■ **ACTIVITY**
From the first line to the last, print the data exactly as it appears.

■ **EXTRACTED MATERIAL**
= Beginning of Section =

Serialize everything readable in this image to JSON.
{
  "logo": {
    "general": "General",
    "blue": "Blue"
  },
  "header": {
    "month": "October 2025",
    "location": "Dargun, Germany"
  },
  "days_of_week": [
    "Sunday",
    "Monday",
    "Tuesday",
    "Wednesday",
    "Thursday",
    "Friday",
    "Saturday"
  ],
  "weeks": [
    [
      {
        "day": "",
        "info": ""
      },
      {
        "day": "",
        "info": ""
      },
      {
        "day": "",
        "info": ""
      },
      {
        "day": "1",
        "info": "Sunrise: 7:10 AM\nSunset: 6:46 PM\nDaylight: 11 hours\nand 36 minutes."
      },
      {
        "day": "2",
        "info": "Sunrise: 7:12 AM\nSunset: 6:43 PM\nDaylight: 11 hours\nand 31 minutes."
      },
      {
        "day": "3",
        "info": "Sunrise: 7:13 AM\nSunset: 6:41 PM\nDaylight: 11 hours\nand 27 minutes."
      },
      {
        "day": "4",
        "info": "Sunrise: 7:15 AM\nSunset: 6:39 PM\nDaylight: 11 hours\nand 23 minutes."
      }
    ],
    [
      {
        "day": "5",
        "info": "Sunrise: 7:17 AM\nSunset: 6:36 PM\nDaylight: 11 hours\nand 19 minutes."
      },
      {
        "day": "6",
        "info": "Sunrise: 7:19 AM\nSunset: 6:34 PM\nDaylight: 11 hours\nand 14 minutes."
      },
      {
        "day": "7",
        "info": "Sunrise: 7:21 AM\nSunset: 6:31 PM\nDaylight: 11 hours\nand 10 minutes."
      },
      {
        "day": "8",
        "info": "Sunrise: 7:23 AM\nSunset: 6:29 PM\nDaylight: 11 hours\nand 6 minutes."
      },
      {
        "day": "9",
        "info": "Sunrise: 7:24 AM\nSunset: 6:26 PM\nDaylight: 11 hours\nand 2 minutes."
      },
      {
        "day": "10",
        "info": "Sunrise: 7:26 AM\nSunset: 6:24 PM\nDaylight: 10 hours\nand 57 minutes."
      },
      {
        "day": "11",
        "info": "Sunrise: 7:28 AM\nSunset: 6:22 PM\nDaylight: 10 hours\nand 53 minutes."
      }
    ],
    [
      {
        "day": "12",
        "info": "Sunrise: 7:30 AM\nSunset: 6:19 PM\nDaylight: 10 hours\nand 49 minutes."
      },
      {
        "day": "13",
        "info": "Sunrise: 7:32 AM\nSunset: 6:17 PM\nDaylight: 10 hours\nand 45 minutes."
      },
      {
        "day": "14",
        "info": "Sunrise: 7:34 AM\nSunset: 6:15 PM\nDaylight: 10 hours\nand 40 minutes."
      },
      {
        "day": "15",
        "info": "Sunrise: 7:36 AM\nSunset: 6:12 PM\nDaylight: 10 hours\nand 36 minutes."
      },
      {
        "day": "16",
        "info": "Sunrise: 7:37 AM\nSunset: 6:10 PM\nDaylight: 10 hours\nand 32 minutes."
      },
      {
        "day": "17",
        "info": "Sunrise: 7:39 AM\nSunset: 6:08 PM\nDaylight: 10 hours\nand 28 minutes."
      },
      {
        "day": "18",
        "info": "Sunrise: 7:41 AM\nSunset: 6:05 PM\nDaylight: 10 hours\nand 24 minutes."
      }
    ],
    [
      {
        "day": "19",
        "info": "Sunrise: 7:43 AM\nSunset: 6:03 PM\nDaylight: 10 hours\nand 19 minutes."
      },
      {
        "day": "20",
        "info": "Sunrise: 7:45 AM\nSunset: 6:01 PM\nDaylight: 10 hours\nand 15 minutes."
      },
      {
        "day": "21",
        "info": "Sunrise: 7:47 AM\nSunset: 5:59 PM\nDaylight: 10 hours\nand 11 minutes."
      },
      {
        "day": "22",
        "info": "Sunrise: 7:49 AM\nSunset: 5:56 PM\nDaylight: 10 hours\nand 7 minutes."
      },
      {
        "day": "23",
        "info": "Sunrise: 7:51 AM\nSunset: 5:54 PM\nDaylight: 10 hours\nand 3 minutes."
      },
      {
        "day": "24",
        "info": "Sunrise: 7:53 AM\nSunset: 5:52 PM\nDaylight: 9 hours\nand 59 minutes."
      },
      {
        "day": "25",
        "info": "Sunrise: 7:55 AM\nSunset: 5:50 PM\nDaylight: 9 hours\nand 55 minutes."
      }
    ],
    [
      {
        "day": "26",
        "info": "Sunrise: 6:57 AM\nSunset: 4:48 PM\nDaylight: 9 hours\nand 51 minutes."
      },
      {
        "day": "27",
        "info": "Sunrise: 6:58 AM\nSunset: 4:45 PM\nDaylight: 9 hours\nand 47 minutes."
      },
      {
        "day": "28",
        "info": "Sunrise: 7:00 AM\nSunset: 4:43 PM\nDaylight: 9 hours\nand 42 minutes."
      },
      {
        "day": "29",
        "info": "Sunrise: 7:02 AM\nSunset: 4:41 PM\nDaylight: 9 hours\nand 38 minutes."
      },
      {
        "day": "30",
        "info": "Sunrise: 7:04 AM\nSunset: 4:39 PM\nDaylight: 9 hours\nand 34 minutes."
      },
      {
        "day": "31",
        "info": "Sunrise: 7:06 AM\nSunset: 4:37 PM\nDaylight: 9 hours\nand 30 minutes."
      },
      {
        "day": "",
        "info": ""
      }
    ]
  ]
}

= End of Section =

■ **WRITTEN RESPONSE**
Serialize everything readable in this image to JSON.
{
  "logo": {
    "general": "General",
    "blue": "Blue"
  },
  "header": {
    "month": "October 2025",
    "location": "Dargun, Germany"
  },
  "days_of_week": [
    "Sunday",
    "Monday",
    "Tuesday",
    "Wednesday",
    "Thursday",
    "Friday",
    "Saturday"
  ],
  "weeks": [
    [
      {
        "day": "",
        "info": ""
      },
      {
        "day": "",
        "info": ""
      },
      {
        "day": "",
        "info": ""
      },
      {
        "day": "1",
        "info": "Sunrise: 7:10 AM\nSunset: 6:46 PM\nDaylight: 11 hours\nand 36 minutes."
      },
      {
        "day": "2",
        "info": "Sunrise: 7:12 AM\nSunset: 6:43 PM\nDaylight: 11 hours\nand 31 minutes."
      },
      {
        "day": "3",
        "info": "Sunrise: 7:13 AM\nSunset: 6:41 PM\nDaylight: 11 hours\nand 27 minutes."
      },
      {
        "day": "4",
        "info": "Sunrise: 7:15 AM\nSunset: 6:39 PM\nDaylight: 11 hours\nand 23 minutes."
      }
    ],
    [
      {
        "day": "5",
        "info": "Sunrise: 7:17 AM\nSunset: 6:36 PM\nDaylight: 11 hours\nand 19 minutes."
      },
      {
        "day": "6",
        "info": "Sunrise: 7:19 AM\nSunset: 6:34 PM\nDaylight: 11 hours\nand 14 minutes."
      },
      {
        "day": "7",
        "info": "Sunrise: 7:21 AM\nSunset: 6:31 PM\nDaylight: 11 hours\nand 10 minutes."
      },
      {
        "day": "8",
        "info": "Sunrise: 7:23 AM\nSunset: 6:29 PM\nDaylight: 11 hours\nand 6 minutes."
      },
      {
        "day": "9",
        "info": "Sunrise: 7:24 AM\nSunset: 6:26 PM\nDaylight: 11 hours\nand 2 minutes."
      },
      {
        "day": "10",
        "info": "Sunrise: 7:26 AM\nSunset: 6:24 PM\nDaylight: 10 hours\nand 57 minutes."
      },
      {
        "day": "11",
        "info": "Sunrise: 7:28 AM\nSunset: 6:22 PM\nDaylight: 10 hours\nand 53 minutes."
      }
    ],
    [
      {
        "day": "12",
        "info": "Sunrise: 7:30 AM\nSunset: 6:19 PM\nDaylight: 10 hours\nand 49 minutes."
      },
      {
        "day": "13",
        "info": "Sunrise: 7:32 AM\nSunset: 6:17 PM\nDaylight: 10 hours\nand 45 minutes."
      },
      {
        "day": "14",
        "info": "Sunrise: 7:34 AM\nSunset: 6:15 PM\nDaylight: 10 hours\nand 40 minutes."
      },
      {
        "day": "15",
        "info": "Sunrise: 7:36 AM\nSunset: 6:12 PM\nDaylight: 10 hours\nand 36 minutes."
      },
      {
        "day": "16",
        "info": "Sunrise: 7:37 AM\nSunset: 6:10 PM\nDaylight: 10 hours\nand 32 minutes."
      },
      {
        "day": "17",
        "info": "Sunrise: 7:39 AM\nSunset: 6:08 PM\nDaylight: 10 hours\nand 28 minutes."
      },
      {
        "day": "18",
        "info": "Sunrise: 7:41 AM\nSunset: 6:05 PM\nDaylight: 10 hours\nand 24 minutes."
      }
    ],
    [
      {
        "day": "19",
        "info": "Sunrise: 7:43 AM\nSunset: 6:03 PM\nDaylight: 10 hours\nand 19 minutes."
      },
      {
        "day": "20",
        "info": "Sunrise: 7:45 AM\nSunset: 6:01 PM\nDaylight: 10 hours\nand 15 minutes."
      },
      {
        "day": "21",
        "info": "Sunrise: 7:47 AM\nSunset: 5:59 PM\nDaylight: 10 hours\nand 11 minutes."
      },
      {
        "day": "22",
        "info": "Sunrise: 7:49 AM\nSunset: 5:56 PM\nDaylight: 10 hours\nand 7 minutes."
      },
      {
        "day": "23",
        "info": "Sunrise: 7:51 AM\nSunset: 5:54 PM\nDaylight: 10 hours\nand 3 minutes."
      },
      {
        "day": "24",
        "info": "Sunrise: 7:53 AM\nSunset: 5:52 PM\nDaylight: 9 hours\nand 59 minutes."
      },
      {
        "day": "25",
        "info": "Sunrise: 7:55 AM\nSunset: 5:50 PM\nDaylight: 9 hours\nand 55 minutes."
      }
    ],
    [
      {
        "day": "26",
        "info": "Sunrise: 6:57 AM\nSunset: 4:48 PM\nDaylight: 9 hours\nand 51 minutes."
      },
      {
        "day": "27",
        "info": "Sunrise: 6:58 AM\nSunset: 4:45 PM\nDaylight: 9 hours\nand 47 minutes."
      },
      {
        "day": "28",
        "info": "Sunrise: 7:00 AM\nSunset: 4:43 PM\nDaylight: 9 hours\nand 42 minutes."
      },
      {
        "day": "29",
        "info": "Sunrise: 7:02 AM\nSunset: 4:41 PM\nDaylight: 9 hours\nand 38 minutes."
      },
      {
        "day": "30",
        "info": "Sunrise: 7:04 AM\nSunset: 4:39 PM\nDaylight: 9 hours\nand 34 minutes."
      },
      {
        "day": "31",
        "info": "Sunrise: 7:06 AM\nSunset: 4:37 PM\nDaylight: 9 hours\nand 30 minutes."
      },
      {
        "day": "",
        "info": ""
      }
    ]
  ]
}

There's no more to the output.